Proof.

It is easy to see that if are -sets, and is a formula such that and , then is a -set. Therefore the proposition easily follows from Theorem 2.2.∎

If are -classes (in a universe ), so are , , , , and .

Proof:

  • .

  • .

  • . (See Lemma 2.1.)

  • .

  • . (See footnote 6.) ∎

For a class term we denote by the class term . Note that for any assignment in and class term , is equal to , i.e., the intersection of the power set of and . This demonstrates the main difference between set terms and class terms. The interpretation of set terms is absolute, whereas the interpretation of class terms might not be (though membership in the interpretation of a class term is absolute). Let be a universe. A -relation (in ) from a -class to a -class is a -class s.t. . A -relation is called small if it is a -set (of ).

Next we extend our framework by the introduction of new function symbols. This poses a new difficulty. While new relation symbols are commonly introduced in a static way, new function symbols are usually introduced dynamically: a new function symbol is made available after appropriate existence and uniqueness theorems had been proved. However, one of the main guiding principles of our framework is that its languages should be treated exclusively in a static way. Thus function symbols, too, are introduced here only as abbreviations for definable operations on sets.161616

In this paper, as in standard mathematical textbooks, the term “function” is used both for collections of ordered pairs and for set-theoretical operations (such as

). Let be a universe. (The various definitions should be taken with respect to .)

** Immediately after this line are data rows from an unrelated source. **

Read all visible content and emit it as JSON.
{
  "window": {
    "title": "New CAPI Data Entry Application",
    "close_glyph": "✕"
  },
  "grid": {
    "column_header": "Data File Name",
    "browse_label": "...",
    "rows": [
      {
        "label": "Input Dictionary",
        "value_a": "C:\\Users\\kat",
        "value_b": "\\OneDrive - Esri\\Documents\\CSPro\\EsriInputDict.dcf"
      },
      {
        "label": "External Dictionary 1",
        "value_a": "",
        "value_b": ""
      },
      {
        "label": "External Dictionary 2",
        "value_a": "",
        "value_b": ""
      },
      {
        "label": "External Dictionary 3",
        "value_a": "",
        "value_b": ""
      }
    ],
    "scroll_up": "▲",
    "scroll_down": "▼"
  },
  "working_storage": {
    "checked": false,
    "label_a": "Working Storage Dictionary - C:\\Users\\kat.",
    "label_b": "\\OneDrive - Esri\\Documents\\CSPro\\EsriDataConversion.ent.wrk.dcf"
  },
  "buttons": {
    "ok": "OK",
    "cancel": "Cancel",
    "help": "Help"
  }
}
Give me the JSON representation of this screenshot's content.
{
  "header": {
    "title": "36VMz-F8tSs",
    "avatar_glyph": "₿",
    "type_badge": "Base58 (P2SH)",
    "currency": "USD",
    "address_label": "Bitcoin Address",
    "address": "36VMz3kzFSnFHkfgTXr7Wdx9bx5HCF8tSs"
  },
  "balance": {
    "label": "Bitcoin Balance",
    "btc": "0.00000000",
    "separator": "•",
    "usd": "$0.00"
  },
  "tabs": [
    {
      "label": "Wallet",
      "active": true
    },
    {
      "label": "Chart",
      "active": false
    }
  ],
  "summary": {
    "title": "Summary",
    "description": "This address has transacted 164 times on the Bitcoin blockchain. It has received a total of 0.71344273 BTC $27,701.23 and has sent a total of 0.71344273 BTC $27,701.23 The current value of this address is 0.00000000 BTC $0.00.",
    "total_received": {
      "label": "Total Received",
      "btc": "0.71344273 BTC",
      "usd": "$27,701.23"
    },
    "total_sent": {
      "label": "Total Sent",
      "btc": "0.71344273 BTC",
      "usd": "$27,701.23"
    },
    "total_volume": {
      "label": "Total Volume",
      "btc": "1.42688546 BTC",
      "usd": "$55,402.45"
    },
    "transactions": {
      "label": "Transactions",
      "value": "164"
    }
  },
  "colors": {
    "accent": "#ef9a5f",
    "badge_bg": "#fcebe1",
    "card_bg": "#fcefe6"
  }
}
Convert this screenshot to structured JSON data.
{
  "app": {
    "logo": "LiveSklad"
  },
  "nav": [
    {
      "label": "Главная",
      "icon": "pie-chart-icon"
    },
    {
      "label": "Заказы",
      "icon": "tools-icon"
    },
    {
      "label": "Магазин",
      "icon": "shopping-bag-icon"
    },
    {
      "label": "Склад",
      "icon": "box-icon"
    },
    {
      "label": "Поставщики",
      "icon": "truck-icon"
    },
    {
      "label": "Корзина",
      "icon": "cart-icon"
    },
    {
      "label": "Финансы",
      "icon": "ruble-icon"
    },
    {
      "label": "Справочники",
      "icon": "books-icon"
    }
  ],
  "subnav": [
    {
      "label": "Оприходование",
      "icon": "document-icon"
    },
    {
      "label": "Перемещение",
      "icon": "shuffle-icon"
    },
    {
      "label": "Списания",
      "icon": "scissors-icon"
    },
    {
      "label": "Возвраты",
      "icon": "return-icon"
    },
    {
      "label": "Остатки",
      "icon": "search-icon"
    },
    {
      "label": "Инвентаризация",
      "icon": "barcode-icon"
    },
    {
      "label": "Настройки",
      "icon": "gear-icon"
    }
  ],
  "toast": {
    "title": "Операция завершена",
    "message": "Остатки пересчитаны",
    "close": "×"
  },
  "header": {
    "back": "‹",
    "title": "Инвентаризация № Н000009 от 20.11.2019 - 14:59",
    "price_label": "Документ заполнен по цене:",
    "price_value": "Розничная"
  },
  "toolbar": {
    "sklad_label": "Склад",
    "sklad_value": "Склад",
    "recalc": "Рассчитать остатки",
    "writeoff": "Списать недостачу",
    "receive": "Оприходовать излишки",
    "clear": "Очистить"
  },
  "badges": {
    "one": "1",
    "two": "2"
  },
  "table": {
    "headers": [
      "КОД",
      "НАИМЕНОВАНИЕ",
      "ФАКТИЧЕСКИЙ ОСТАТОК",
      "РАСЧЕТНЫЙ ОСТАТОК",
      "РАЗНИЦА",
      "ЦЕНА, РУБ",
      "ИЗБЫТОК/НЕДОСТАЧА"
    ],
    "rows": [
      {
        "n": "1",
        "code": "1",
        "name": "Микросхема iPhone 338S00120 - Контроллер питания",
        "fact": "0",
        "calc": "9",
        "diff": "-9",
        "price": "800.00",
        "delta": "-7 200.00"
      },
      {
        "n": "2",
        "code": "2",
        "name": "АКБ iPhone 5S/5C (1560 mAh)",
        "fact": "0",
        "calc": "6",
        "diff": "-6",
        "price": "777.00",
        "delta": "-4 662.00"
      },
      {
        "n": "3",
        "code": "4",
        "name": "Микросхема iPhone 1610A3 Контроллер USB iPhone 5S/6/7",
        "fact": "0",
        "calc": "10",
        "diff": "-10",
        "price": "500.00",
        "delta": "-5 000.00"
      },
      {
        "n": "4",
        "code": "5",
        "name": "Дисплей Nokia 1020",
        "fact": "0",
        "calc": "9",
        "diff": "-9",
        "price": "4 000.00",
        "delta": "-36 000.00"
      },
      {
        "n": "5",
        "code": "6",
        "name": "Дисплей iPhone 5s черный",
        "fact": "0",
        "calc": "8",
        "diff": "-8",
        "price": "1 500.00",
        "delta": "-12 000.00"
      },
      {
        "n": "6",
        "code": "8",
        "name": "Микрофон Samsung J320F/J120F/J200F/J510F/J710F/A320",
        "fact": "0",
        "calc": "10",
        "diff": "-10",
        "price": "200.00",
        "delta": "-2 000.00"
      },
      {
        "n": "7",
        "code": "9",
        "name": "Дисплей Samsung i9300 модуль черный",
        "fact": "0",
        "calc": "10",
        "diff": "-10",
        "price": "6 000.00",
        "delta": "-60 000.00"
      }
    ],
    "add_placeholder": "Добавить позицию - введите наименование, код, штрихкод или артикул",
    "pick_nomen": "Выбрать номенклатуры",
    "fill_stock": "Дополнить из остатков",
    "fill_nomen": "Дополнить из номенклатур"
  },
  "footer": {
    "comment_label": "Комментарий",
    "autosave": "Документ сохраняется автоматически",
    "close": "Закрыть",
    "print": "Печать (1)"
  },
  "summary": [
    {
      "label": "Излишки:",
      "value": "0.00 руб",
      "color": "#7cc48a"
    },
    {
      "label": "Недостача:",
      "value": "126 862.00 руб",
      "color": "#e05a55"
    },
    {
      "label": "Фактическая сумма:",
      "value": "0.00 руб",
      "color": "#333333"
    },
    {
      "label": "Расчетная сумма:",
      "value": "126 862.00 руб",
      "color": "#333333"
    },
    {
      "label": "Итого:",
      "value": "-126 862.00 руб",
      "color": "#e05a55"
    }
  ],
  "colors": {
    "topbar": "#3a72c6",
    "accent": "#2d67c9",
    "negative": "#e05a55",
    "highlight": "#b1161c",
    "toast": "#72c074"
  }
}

  • For a closed class term and a term of , is a function term which is an abbreviation for